patient stories
Peritoneal dialysis at
home using Amia
see his story

A Canada-wide cycling
trip with dialysis
see his story

Coping with CKD
thanks to home dialysis
see her story

What is hemodialysis?Vascular access care
Weekly central venous catheter exit site care can prevent catheter infection.

The exit-site is the place where the dialysis catheter comes out of the skin. Germs that are likely to proliferate at an emergence site can spread within the bloodstream and cause an infection.

Properly changing the catheter dressing prevents accidental removal of the catheter.

BAX 134318 WEB Updates HD Kidneycampus Patients

Precautions to take when changing your dressing:

  • Be in a room with closed doors and windows
  • Look in a mirror to see what you’re doing
  • Wash your hands with antibacterial soap before and after treatment
  • Wear a medical mask
  • Perform the technique according to the protocol established by your affiliated care center
  • Perform care of the exit-site each time exactly as you were taught
BAX 134060 MISC HD Technical support 2021

Taking care of your fistula

(ref: National Kidney Federation consulted March 18, 2021)

An arteriovenous fistula, or AVF, is a vessel formed by joining a vein to an artery in your arm during an operation to form an accessible blood vessel. The fistula provides increased blood flow that is suitable for dialysis.
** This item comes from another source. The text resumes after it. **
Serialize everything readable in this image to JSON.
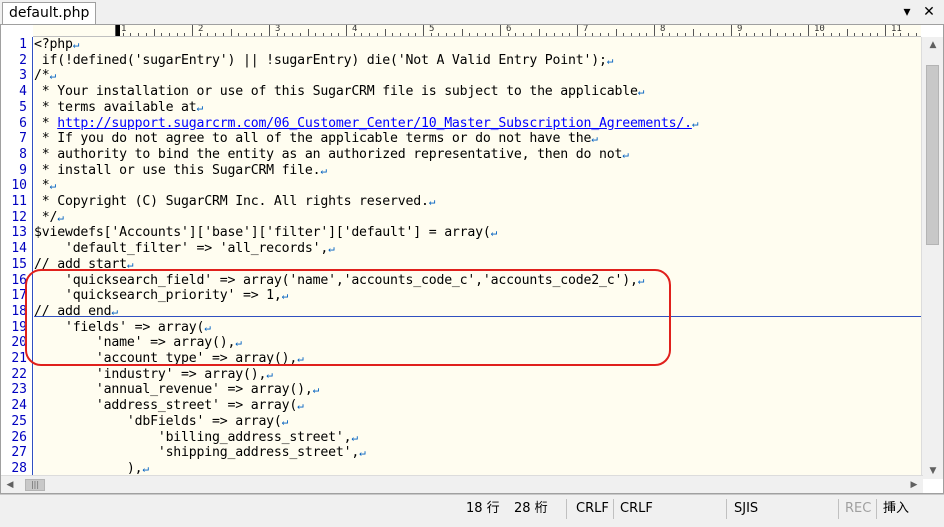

The process of joining the vein to the artery allows for an increase in the size of the vein and its blood flow. This is the segment called the ‘fistula.’

A fistula is the best vascular access for dialysis because it tends to have fewer problems and it lasts longer than other types of dialysis access points.

There are a number of things you should do to protect your fistula. We often call your fistula your ’lifeline’ because it is vital in enabling a good connection to your hemodialysis machine.

You should contact your care team if you notice that your catheter’s cuff is visible, if there’s blood or yellowish discharge at the exit-site, if there are perforations or cracks in the catheter, or if there is pain, redness, warmth in or surrounding the exit-site of your catheter.